Element data from apps and pages:
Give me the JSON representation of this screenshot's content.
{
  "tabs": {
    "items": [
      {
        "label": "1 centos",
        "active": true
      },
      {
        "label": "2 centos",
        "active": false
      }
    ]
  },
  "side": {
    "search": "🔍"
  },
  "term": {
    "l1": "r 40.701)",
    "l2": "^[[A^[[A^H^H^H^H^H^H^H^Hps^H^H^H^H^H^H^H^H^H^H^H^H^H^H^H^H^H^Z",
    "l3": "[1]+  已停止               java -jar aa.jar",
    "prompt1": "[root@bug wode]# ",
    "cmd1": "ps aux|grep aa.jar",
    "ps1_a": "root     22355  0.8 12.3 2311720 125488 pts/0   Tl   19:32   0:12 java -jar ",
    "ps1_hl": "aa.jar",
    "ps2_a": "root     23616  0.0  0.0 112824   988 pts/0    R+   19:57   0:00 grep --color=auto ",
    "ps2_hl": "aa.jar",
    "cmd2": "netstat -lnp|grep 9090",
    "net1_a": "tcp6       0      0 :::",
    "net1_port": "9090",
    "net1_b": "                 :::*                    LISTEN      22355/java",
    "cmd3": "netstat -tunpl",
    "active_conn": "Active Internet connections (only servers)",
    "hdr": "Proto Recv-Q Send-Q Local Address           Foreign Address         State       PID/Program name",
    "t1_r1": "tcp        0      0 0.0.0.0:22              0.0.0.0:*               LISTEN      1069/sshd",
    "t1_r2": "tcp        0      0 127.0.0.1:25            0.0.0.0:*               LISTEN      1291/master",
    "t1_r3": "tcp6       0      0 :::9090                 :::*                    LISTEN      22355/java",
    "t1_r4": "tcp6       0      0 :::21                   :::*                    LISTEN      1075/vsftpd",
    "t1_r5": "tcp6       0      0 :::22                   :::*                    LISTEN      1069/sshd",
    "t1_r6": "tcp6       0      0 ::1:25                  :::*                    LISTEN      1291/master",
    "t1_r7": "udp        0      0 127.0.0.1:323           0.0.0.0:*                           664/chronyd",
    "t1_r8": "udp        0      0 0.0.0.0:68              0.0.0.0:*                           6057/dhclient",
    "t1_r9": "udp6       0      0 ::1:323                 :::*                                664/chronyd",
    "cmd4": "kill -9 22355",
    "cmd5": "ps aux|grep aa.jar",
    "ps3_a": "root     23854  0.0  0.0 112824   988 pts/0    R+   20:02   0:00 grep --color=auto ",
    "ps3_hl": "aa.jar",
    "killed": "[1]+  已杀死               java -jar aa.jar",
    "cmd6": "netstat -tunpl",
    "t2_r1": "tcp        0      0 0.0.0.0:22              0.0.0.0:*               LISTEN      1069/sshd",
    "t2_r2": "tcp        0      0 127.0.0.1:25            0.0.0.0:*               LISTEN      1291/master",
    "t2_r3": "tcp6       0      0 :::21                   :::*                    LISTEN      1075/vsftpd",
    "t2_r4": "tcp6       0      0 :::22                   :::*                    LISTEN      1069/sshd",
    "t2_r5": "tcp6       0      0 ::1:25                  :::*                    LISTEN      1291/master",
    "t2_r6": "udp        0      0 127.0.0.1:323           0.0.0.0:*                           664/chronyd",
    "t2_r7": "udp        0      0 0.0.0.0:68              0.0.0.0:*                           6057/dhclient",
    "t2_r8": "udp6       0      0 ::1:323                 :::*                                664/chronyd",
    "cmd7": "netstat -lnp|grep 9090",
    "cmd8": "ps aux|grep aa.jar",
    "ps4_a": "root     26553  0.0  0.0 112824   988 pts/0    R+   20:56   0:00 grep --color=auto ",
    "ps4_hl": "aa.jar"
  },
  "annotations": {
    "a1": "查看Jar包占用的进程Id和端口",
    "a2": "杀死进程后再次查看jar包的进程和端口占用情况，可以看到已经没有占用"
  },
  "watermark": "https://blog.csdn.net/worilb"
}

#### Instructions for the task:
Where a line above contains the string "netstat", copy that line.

#### Your response:
    "cmd2": "netstat -lnp|grep 9090",
    "cmd3": "netstat -tunpl",
    "cmd6": "netstat -tunpl",
    "cmd7": "netstat -lnp|grep 9090",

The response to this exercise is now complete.